§ TASK TO COMPLETE
Your answer should consist of every line in the records that holds "Office".

*** Opening of RECORD SET ***

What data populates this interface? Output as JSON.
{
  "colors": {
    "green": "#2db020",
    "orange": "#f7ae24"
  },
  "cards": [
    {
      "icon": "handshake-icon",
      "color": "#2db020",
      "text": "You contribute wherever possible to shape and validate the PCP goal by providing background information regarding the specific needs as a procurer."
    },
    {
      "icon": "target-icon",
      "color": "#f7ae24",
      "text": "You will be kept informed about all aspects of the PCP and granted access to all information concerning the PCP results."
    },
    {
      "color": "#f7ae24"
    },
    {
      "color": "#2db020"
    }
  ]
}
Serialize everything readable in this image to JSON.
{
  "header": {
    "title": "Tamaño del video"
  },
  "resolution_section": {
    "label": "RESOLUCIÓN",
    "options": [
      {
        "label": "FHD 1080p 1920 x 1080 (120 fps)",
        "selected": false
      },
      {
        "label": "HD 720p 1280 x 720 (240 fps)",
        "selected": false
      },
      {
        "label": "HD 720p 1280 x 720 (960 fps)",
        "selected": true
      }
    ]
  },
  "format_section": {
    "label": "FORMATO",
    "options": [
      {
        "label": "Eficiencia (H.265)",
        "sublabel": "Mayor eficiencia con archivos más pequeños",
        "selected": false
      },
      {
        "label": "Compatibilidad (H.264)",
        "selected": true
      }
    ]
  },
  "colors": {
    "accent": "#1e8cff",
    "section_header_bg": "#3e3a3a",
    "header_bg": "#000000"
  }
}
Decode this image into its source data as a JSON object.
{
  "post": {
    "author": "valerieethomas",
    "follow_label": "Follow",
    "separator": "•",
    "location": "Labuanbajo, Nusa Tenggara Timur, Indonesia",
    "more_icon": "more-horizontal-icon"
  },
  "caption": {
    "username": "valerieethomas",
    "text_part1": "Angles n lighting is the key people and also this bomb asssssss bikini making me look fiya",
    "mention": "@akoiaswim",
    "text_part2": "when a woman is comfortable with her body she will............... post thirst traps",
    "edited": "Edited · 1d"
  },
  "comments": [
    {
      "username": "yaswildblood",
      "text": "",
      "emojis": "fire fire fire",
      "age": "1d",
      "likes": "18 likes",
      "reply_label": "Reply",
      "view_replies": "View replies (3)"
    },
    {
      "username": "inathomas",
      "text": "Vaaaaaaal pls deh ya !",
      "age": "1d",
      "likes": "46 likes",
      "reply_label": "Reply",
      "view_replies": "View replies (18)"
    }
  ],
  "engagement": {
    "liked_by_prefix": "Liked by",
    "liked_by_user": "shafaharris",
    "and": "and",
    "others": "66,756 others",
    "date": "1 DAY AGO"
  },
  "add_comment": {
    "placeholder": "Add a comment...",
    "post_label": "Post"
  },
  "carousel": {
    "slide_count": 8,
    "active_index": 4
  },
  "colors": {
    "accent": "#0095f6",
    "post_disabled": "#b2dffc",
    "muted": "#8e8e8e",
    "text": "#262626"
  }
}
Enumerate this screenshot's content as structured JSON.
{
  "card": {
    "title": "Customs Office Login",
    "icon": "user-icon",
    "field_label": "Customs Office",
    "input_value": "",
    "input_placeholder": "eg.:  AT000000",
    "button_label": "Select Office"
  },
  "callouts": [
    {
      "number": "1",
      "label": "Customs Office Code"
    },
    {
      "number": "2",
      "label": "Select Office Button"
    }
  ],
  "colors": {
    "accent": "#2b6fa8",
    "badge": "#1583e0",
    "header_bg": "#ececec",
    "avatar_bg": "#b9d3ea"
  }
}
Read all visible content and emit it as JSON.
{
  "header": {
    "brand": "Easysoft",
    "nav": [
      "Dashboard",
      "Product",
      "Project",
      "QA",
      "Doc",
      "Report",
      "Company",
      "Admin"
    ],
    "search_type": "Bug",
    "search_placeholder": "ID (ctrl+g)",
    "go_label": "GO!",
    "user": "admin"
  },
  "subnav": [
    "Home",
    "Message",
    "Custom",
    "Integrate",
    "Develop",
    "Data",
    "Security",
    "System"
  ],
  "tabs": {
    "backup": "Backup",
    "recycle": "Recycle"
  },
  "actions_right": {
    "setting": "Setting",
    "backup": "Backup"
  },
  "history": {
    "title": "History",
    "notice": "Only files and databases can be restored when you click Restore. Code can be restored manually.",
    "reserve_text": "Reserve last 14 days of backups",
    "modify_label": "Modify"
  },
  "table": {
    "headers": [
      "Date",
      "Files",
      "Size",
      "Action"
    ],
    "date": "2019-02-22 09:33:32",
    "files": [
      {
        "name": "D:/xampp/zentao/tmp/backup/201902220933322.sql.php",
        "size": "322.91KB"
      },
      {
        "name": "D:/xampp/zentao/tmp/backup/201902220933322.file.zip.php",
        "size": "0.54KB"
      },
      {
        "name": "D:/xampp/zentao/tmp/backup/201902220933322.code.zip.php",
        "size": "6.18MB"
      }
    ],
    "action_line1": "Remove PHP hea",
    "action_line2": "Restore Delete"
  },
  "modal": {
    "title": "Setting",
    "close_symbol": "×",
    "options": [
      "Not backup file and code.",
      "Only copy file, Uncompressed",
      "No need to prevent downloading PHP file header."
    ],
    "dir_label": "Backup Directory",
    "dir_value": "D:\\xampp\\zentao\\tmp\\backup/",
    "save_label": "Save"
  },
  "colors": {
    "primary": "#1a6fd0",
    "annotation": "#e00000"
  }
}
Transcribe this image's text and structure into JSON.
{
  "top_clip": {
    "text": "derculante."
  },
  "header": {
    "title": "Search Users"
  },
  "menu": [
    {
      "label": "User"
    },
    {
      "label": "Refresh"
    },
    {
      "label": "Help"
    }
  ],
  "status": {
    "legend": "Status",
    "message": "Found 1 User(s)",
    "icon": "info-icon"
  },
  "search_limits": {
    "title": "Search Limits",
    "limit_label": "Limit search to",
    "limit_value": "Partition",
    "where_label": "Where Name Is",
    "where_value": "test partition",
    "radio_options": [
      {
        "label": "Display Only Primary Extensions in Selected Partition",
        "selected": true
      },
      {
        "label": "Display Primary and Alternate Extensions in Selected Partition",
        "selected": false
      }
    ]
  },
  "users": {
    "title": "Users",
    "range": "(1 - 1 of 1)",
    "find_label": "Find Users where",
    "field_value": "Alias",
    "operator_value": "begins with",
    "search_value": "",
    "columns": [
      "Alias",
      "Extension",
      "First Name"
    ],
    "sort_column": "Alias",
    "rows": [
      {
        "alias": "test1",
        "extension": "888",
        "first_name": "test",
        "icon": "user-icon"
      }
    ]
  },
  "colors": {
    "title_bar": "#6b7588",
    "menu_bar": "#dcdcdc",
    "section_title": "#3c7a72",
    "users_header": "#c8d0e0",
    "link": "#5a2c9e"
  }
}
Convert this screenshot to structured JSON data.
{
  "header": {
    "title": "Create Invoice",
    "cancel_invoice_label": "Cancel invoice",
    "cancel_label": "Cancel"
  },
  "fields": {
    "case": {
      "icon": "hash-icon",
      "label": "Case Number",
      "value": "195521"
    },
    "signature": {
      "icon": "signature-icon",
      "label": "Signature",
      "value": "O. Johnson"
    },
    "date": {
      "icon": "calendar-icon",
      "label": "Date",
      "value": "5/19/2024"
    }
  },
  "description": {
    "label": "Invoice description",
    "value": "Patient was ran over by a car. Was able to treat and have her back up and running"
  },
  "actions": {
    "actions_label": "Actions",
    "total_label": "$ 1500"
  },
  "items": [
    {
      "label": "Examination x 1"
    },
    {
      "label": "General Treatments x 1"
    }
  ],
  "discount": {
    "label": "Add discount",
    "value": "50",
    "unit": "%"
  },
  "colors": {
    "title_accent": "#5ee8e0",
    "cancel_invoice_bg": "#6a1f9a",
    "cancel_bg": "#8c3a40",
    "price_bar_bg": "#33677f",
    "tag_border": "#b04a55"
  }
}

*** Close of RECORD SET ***

§ SOLVED EXERCISE
    "title": "Customs Office Login",
    "field_label": "Customs Office",
    "button_label": "Select Office"
      "label": "Customs Office Code"
      "label": "Select Office Button"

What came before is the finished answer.